As stated in the USGA rules, a stroke is simply defined as “the forward movement of your club made to strike the ball.”
Prior to the rule change in early 2019, it had a different, more complex definition:
A stroke was defined as “the forward movement of the club made with the intention of striking at and moving the ball, but if a player checks his downswing voluntarily before the clubhead reaches the ball he has not made a stroke.”
The role of a stroke in golf scoring
Since golfers use strokes to advance around the golf course, that’s how their score is counted. But, how those strokes impact the score depends on what type of golf format is being played:
- Stroke play: The winner is the golfer who has the least amount of strokes after the round.
- Match play: The winner of each hole is the golfer who used the fewest strokes on that hole; the winner of the match is the golfer who wins the most holes after the round.
- Stableford: The number of strokes a golfer uses on each hole is converted into points earned, with fewer strokes resulting in more points. The winner is whoever has the most points after the round.
When is a swing not counted as a stroke?

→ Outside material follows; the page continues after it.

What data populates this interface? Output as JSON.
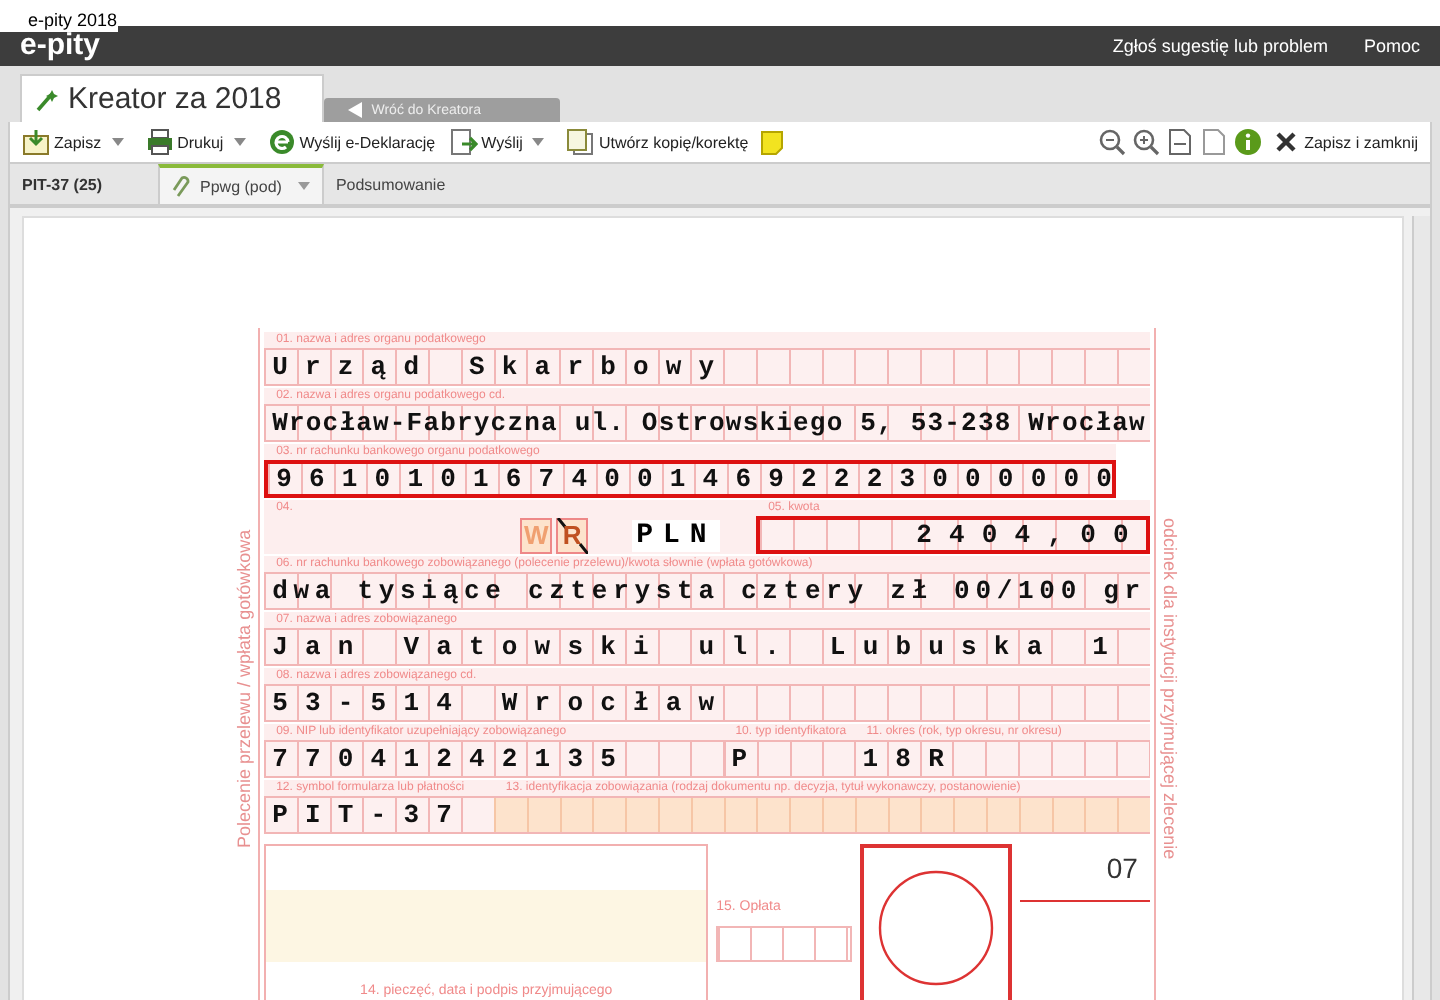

There are only a couple of instances where a swing will not count as a stroke:
- A swing of a club that is voluntarily stopped prior to making contact with the ball.
- A practice swing that is completed with no intention of hitting the ball
But if you swing the club forward with the intention of hitting the ball, it counts as a stroke even if the ball is missed.
Other uses of strokes in golf
There are a couple of other golf scoring terms that include the word “stroke,” here are the two primary terms:
- Penalty stroke: Additional strokes added to your score due to a golfer violating the rules of golf.
- Handicap stroke: Strokes subtracted from your score due to specific circumstances under the USGA Handicapping system.
After reading this post, you should know the ins and outs of what a stroke is and how to keep your score so you can go play and start tracking your scores.
Without knowing what counts and what doesn’t, your scores may not be accurate which will only hurt you in the end.